Wed 27 April 2022:

Srinagar: Present day India is not the country that Jammu and Kashmir had acceded to, National Conference leader Omar Abdullah said today, adding that the decision “would have been something else” if people had known the religious rights of Muslims “will not be protected” in this country.

“When we decided to accede to India, we acceded to a country where every religion would be treated equally. We were not told that one religion will get preferential treatment and others will be suppressed,” the former Jammu and Kashmir Chief Minister said while speaking to reporters in Srinagar.

“If we knew it, perhaps our decision would have been something else. We had consciously taken the decision after we were told that every religion will get equal rights,” he said.

The National Conference leader also talked about the ongoing controversy in states like Karnataka, Maharashtra and Madhya Pradesh on loud-speakers at mosques during the azaan or prayers, Hijab in class and Halal meet. Muslims, he said, were being suppressed for their religious beliefs and their way of living.

“Why shouldn’t we use loud-speakers at mosques? If other religious places have a right to use it, why not mosques,” questioned Mr Abdullah.

In the past few weeks, states like Madhya Pradesh, Uttar Pradesh and Gujarat have seen clashes during Ram Navami processions. Violence erupted when the processions, blaring loud music, passed through Muslim-dominated areas and were allegedly attacked with stones.

In Karnataka, in the middle of protests by students barred from wearing the hijab in class, another controversy broke out when right-wing Hindu groups objected to the sale of Halal meat.  

“You tell us don’t sell halal meat. Why? Our religion asks us to eat halal meat. Why you are stopping it? We are not forcing you to eat Halal. Has any Muslim forced you to eat halal? You eat the way you like to eat and we do the way we like,” Mr Abdullah said.

Muslims, said the former chief minister, never objected to loud-speakers at temples or other religious places.

“We never tell you there should be no mic in temples. Don’t you use mics in temples and Gurdwaras. But you get rattled by our mic only. You get rattled by our religion. You don’t like the way we dress, the way we pray. You don’t have problem with anyone else. They are spreading hate,” he said.

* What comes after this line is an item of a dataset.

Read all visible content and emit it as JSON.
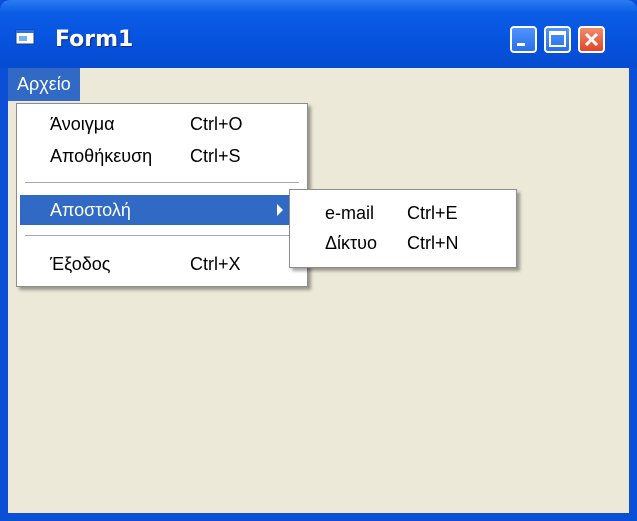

Mr Abdullah’s comments come a day after 100 former bureaucrats wrote to Prime Minister Narendra Modi urging him to call for an end to what they called “politics of hate” by governments under BJP control.






Think your friends would be interested? Share this story!

Leave a Reply

Your email address will not be published. Required fields are marked *